Work to complete:
From top to bottom, print the listing word for word and skip any pictures it contains.

● ● ●

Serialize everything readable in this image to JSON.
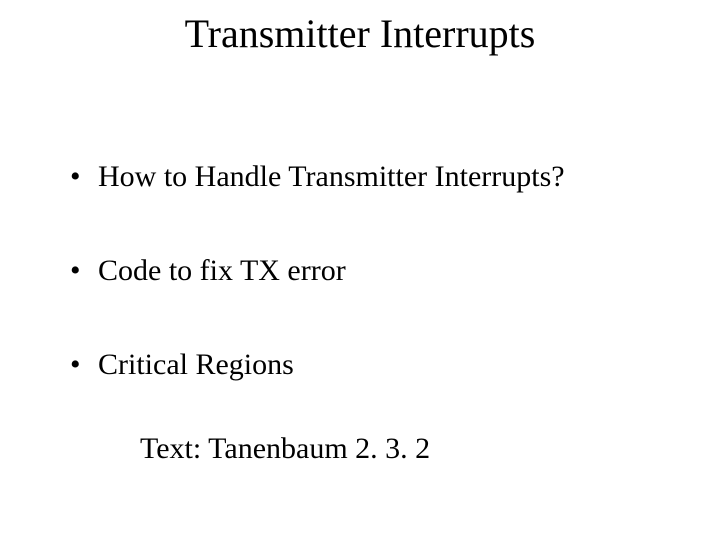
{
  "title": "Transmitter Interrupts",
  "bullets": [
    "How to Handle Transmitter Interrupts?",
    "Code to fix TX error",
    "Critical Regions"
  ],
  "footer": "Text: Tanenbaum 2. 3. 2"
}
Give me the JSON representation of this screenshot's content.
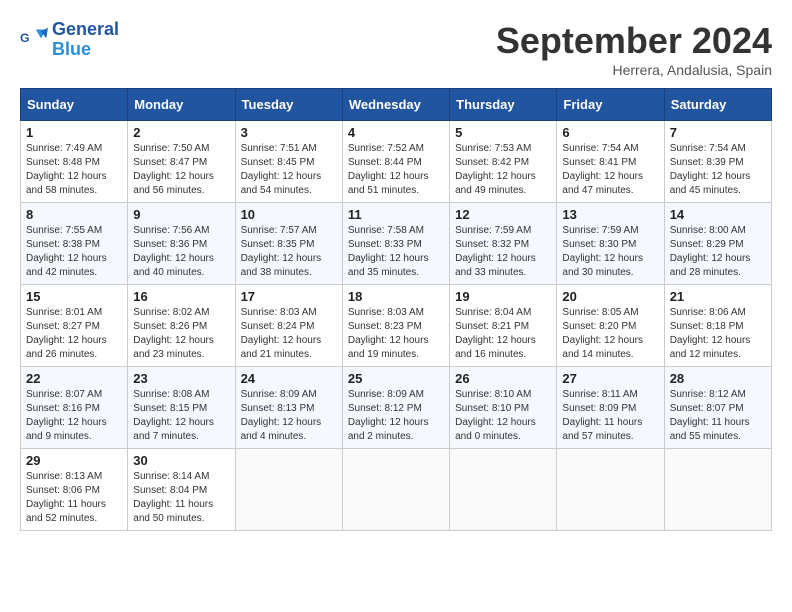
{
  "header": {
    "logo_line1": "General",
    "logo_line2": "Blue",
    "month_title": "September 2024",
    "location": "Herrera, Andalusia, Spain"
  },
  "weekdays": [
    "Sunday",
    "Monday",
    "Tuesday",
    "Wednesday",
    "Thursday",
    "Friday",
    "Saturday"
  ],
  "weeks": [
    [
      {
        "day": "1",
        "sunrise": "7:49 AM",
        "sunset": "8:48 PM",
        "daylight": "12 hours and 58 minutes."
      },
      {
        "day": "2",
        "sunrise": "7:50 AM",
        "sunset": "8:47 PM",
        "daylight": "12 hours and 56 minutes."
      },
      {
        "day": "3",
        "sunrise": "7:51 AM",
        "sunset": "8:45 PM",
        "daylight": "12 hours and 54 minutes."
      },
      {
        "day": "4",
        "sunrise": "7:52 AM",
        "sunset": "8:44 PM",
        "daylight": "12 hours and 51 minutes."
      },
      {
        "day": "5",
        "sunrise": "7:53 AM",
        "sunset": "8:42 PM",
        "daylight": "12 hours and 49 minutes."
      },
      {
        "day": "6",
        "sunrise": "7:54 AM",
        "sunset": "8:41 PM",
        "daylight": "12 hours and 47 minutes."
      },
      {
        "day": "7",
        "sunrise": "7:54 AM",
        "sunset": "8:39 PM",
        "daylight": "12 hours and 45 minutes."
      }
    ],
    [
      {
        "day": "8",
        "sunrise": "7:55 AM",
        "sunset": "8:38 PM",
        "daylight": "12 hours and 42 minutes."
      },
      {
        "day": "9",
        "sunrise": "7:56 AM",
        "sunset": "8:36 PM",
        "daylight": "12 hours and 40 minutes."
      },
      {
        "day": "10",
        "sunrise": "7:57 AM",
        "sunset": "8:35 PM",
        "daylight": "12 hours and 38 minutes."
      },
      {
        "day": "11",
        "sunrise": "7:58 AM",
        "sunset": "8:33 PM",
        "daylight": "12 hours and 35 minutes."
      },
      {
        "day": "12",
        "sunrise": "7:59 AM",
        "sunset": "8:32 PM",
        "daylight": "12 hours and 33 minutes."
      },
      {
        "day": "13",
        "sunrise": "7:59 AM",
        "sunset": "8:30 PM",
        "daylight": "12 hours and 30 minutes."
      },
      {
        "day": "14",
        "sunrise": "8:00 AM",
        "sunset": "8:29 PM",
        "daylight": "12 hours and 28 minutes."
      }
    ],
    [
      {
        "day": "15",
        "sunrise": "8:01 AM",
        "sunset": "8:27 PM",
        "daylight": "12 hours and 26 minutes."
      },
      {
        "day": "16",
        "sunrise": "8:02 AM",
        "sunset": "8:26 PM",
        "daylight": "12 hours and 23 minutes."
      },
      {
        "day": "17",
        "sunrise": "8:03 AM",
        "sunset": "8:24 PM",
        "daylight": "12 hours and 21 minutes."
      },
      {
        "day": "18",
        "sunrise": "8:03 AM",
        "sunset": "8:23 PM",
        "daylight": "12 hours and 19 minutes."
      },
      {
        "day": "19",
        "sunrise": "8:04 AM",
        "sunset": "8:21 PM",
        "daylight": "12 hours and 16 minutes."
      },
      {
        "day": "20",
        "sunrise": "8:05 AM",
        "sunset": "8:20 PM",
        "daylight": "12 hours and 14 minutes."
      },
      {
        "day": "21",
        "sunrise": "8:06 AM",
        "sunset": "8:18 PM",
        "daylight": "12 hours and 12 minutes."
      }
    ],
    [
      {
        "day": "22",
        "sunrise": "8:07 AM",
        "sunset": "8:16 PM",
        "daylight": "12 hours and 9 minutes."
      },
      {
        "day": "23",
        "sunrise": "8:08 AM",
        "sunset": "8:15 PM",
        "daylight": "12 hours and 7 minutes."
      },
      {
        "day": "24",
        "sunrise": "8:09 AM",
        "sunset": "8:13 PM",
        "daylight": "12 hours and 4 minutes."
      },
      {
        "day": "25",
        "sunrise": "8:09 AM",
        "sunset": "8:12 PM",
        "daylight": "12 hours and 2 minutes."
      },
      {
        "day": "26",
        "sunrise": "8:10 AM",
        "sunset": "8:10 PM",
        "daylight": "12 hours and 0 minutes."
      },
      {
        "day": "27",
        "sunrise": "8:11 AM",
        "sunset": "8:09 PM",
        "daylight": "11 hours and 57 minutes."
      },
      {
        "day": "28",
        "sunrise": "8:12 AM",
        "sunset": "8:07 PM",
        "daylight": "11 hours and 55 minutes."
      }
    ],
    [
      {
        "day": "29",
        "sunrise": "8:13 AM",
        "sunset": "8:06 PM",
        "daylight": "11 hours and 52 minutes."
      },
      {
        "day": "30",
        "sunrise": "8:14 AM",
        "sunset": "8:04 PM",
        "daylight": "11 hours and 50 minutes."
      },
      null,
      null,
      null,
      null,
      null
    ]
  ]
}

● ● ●

Answer space:
Serialize everything readable in this image to JSON.
{
  "title": "Transmitter Interrupts",
  "bullets": [
    "How to Handle Transmitter Interrupts?",
    "Code to fix TX error",
    "Critical Regions"
  ],
  "footer": "Text: Tanenbaum 2. 3. 2"
}
Give me the JSON representation of this screenshot's content.
{
  "header": {
    "logo_line1": "General",
    "logo_line2": "Blue",
    "month_title": "September 2024",
    "location": "Herrera, Andalusia, Spain"
  },
  "weekdays": [
    "Sunday",
    "Monday",
    "Tuesday",
    "Wednesday",
    "Thursday",
    "Friday",
    "Saturday"
  ],
  "weeks": [
    [
      {
        "day": "1",
        "sunrise": "7:49 AM",
        "sunset": "8:48 PM",
        "daylight": "12 hours and 58 minutes."
      },
      {
        "day": "2",
        "sunrise": "7:50 AM",
        "sunset": "8:47 PM",
        "daylight": "12 hours and 56 minutes."
      },
      {
        "day": "3",
        "sunrise": "7:51 AM",
        "sunset": "8:45 PM",
        "daylight": "12 hours and 54 minutes."
      },
      {
        "day": "4",
        "sunrise": "7:52 AM",
        "sunset": "8:44 PM",
        "daylight": "12 hours and 51 minutes."
      },
      {
        "day": "5",
        "sunrise": "7:53 AM",
        "sunset": "8:42 PM",
        "daylight": "12 hours and 49 minutes."
      },
      {
        "day": "6",
        "sunrise": "7:54 AM",
        "sunset": "8:41 PM",
        "daylight": "12 hours and 47 minutes."
      },
      {
        "day": "7",
        "sunrise": "7:54 AM",
        "sunset": "8:39 PM",
        "daylight": "12 hours and 45 minutes."
      }
    ],
    [
      {
        "day": "8",
        "sunrise": "7:55 AM",
        "sunset": "8:38 PM",
        "daylight": "12 hours and 42 minutes."
      },
      {
        "day": "9",
        "sunrise": "7:56 AM",
        "sunset": "8:36 PM",
        "daylight": "12 hours and 40 minutes."
      },
      {
        "day": "10",
        "sunrise": "7:57 AM",
        "sunset": "8:35 PM",
        "daylight": "12 hours and 38 minutes."
      },
      {
        "day": "11",
        "sunrise": "7:58 AM",
        "sunset": "8:33 PM",
        "daylight": "12 hours and 35 minutes."
      },
      {
        "day": "12",
        "sunrise": "7:59 AM",
        "sunset": "8:32 PM",
        "daylight": "12 hours and 33 minutes."
      },
      {
        "day": "13",
        "sunrise": "7:59 AM",
        "sunset": "8:30 PM",
        "daylight": "12 hours and 30 minutes."
      },
      {
        "day": "14",
        "sunrise": "8:00 AM",
        "sunset": "8:29 PM",
        "daylight": "12 hours and 28 minutes."
      }
    ],
    [
      {
        "day": "15",
        "sunrise": "8:01 AM",
        "sunset": "8:27 PM",
        "daylight": "12 hours and 26 minutes."
      },
      {
        "day": "16",
        "sunrise": "8:02 AM",
        "sunset": "8:26 PM",
        "daylight": "12 hours and 23 minutes."
      },
      {
        "day": "17",
        "sunrise": "8:03 AM",
        "sunset": "8:24 PM",
        "daylight": "12 hours and 21 minutes."
      },
      {
        "day": "18",
        "sunrise": "8:03 AM",
        "sunset": "8:23 PM",
        "daylight": "12 hours and 19 minutes."
      },
      {
        "day": "19",
        "sunrise": "8:04 AM",
        "sunset": "8:21 PM",
        "daylight": "12 hours and 16 minutes."
      },
      {
        "day": "20",
        "sunrise": "8:05 AM",
        "sunset": "8:20 PM",
        "daylight": "12 hours and 14 minutes."
      },
      {
        "day": "21",
        "sunrise": "8:06 AM",
        "sunset": "8:18 PM",
        "daylight": "12 hours and 12 minutes."
      }
    ],
    [
      {
        "day": "22",
        "sunrise": "8:07 AM",
        "sunset": "8:16 PM",
        "daylight": "12 hours and 9 minutes."
      },
      {
        "day": "23",
        "sunrise": "8:08 AM",
        "sunset": "8:15 PM",
        "daylight": "12 hours and 7 minutes."
      },
      {
        "day": "24",
        "sunrise": "8:09 AM",
        "sunset": "8:13 PM",
        "daylight": "12 hours and 4 minutes."
      },
      {
        "day": "25",
        "sunrise": "8:09 AM",
        "sunset": "8:12 PM",
        "daylight": "12 hours and 2 minutes."
      },
      {
        "day": "26",
        "sunrise": "8:10 AM",
        "sunset": "8:10 PM",
        "daylight": "12 hours and 0 minutes."
      },
      {
        "day": "27",
        "sunrise": "8:11 AM",
        "sunset": "8:09 PM",
        "daylight": "11 hours and 57 minutes."
      },
      {
        "day": "28",
        "sunrise": "8:12 AM",
        "sunset": "8:07 PM",
        "daylight": "11 hours and 55 minutes."
      }
    ],
    [
      {
        "day": "29",
        "sunrise": "8:13 AM",
        "sunset": "8:06 PM",
        "daylight": "11 hours and 52 minutes."
      },
      {
        "day": "30",
        "sunrise": "8:14 AM",
        "sunset": "8:04 PM",
        "daylight": "11 hours and 50 minutes."
      },
      null,
      null,
      null,
      null,
      null
    ]
  ]
}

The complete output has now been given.